The warmer climate conditions in western Greece have led to a freaky phenomenon.
In recent days, the webs have draped plants, trees and boats along the lagoon in Aitoliko, a town of canals that's otherwise known as Greece's "Little Venice". However, the odd occurrence is not unusual for scientists.
Wildlife experts say it's not uncommon for spiders to build massive nests for mating, especially when it's hot and humid toward the end of summer. This isn't an ordinary spider web, not even a very large one - it covers green landscape in a think blanket of webbing, giving a creepy wake-like appearance. A Greek scientist said an increase in the bloodsuckers' population this year contributed to the situation.

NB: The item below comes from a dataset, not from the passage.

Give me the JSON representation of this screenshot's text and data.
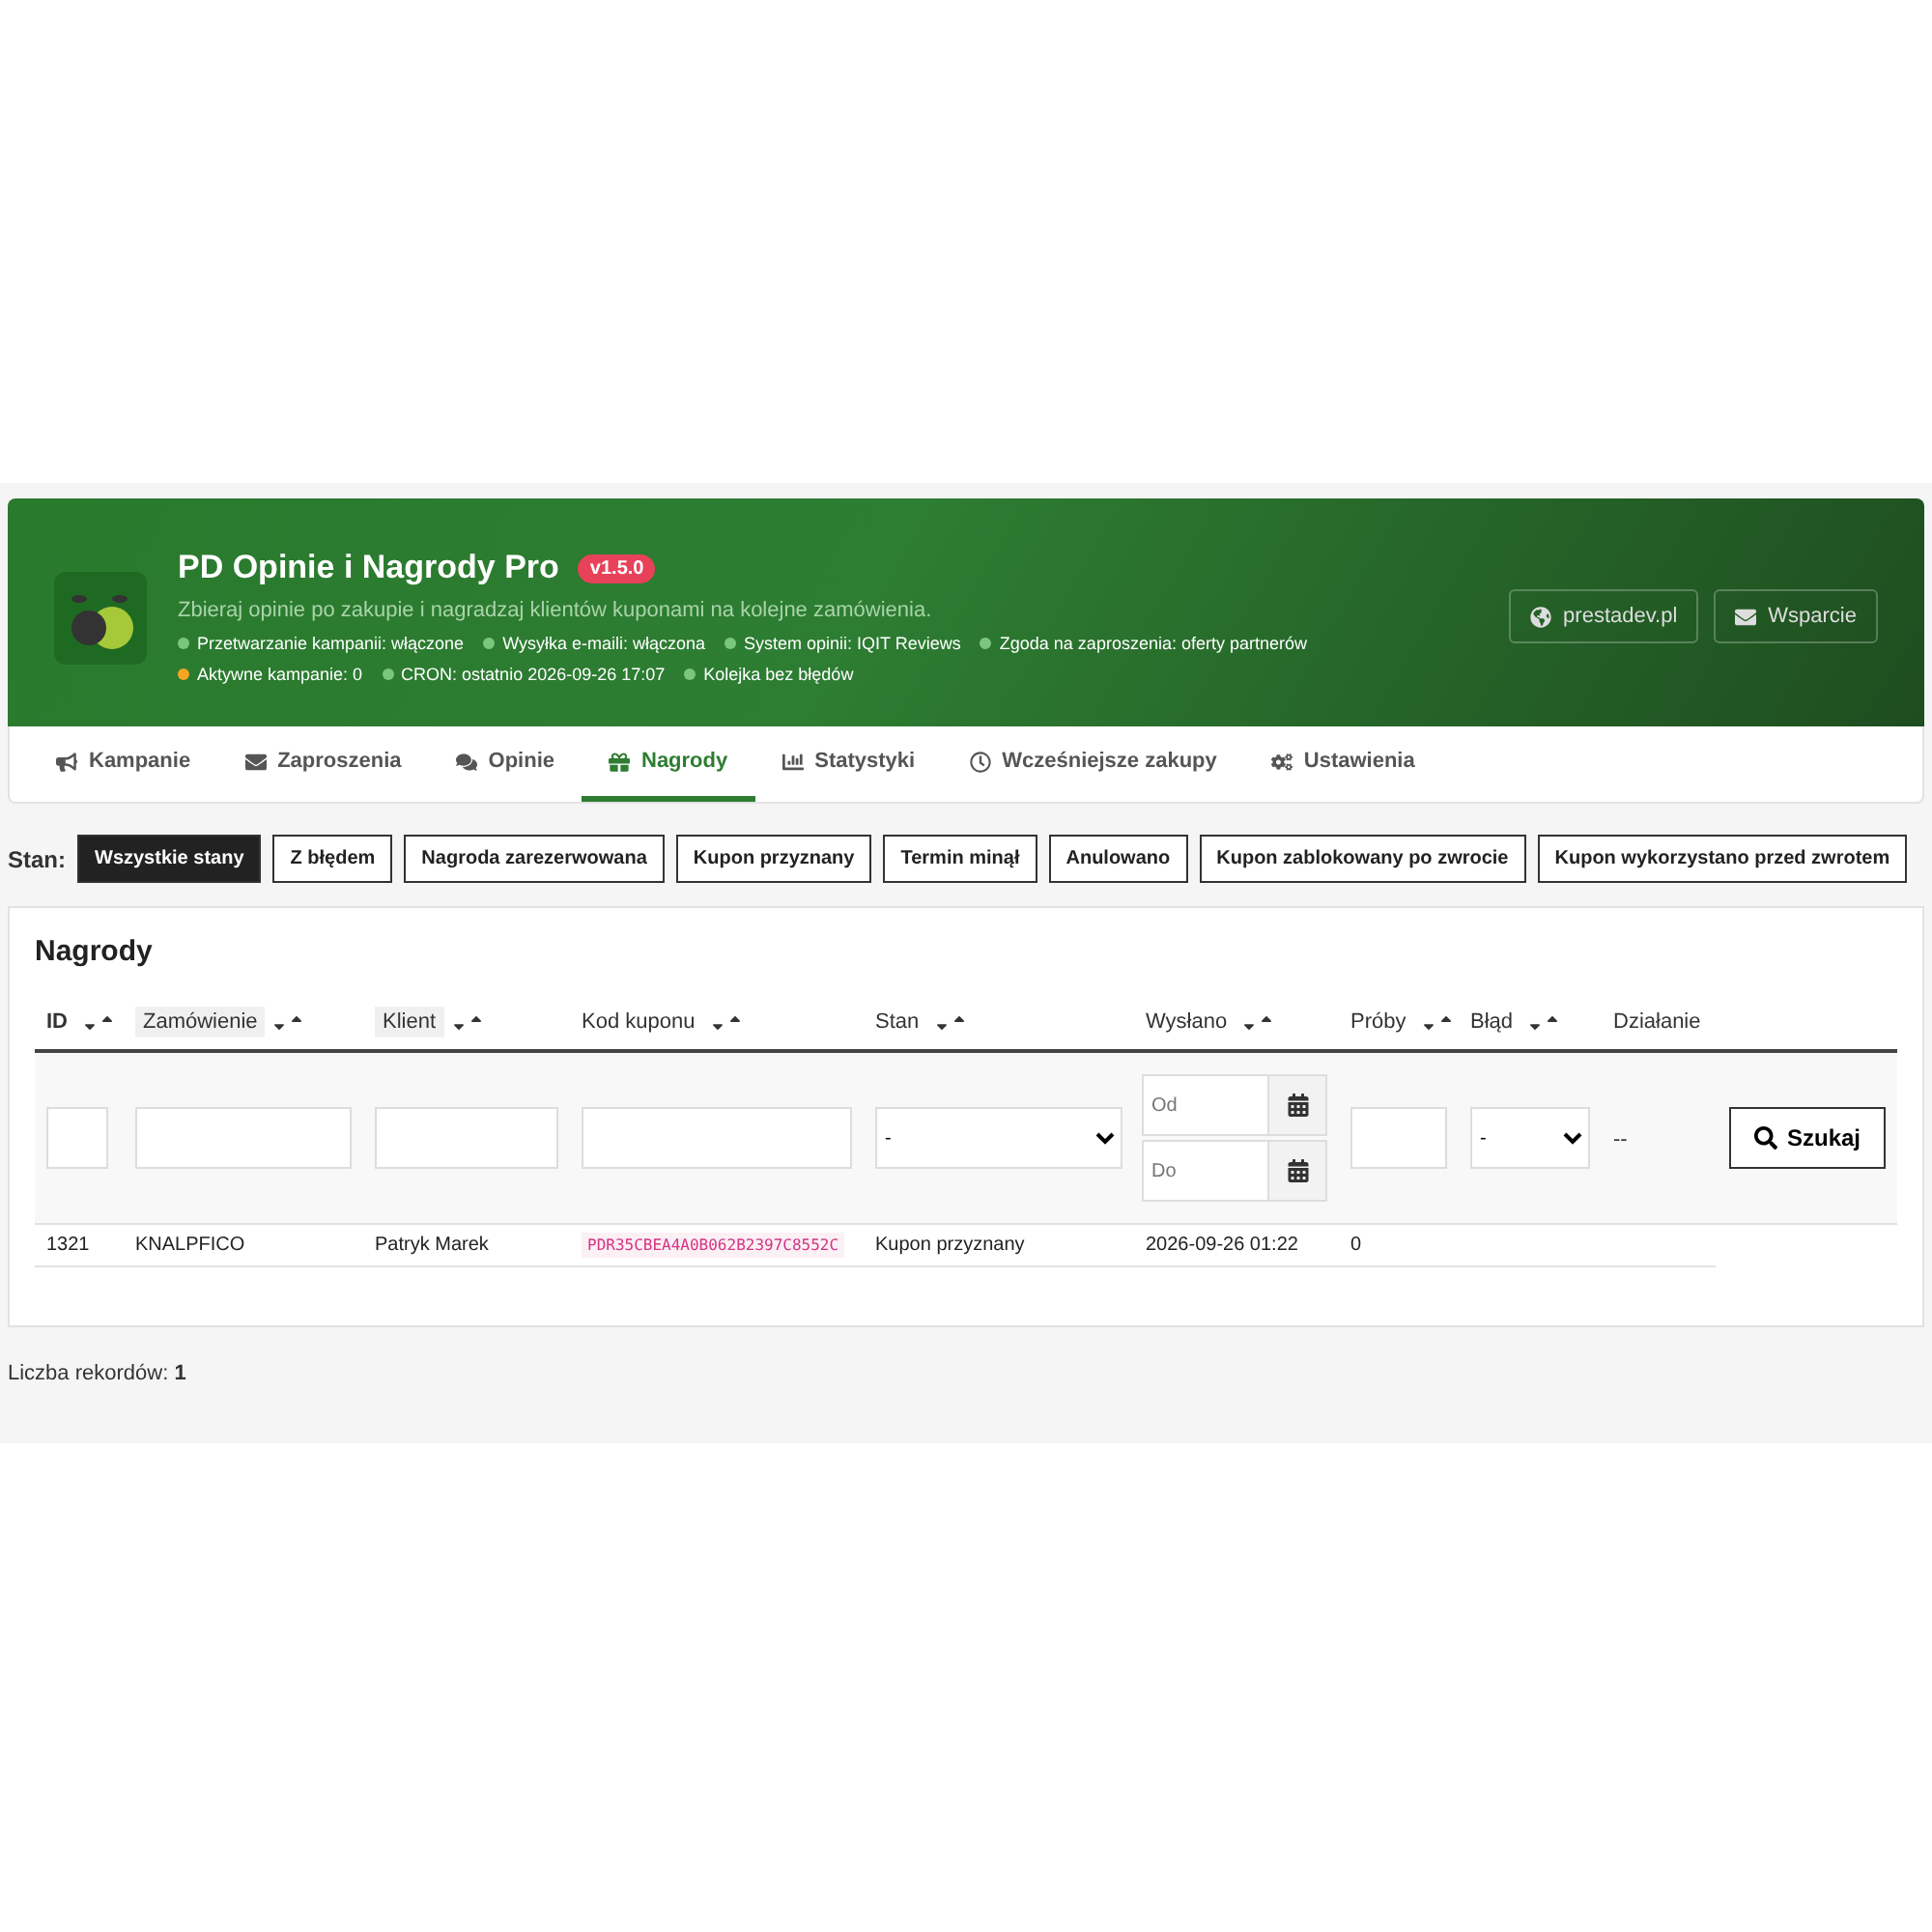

The thick, fuzzy covering comes from Tetragnatha spiders, a type of spider that frequents tropical climates, as Maria Chatzaki, a biology professor at Greece's Democritus University of Thrace, told Newsit.
"It's as if the spiders are taking advantage of these conditions and are having a kind of a party", she told Greek media.
'They mate, they reproduce and provide a whole new generation'. "It's the ecosystem's natural reactions and once the temperatures begin to drop and the gnat populations die out, the spider populations will decrease as well".
"These spiders are not unsafe for humans, and will not cause any damage", molecular biologist Maria Chatzaki told local news websites. Jasmine writes primarily in our LGBTTQQIAAP and Science section.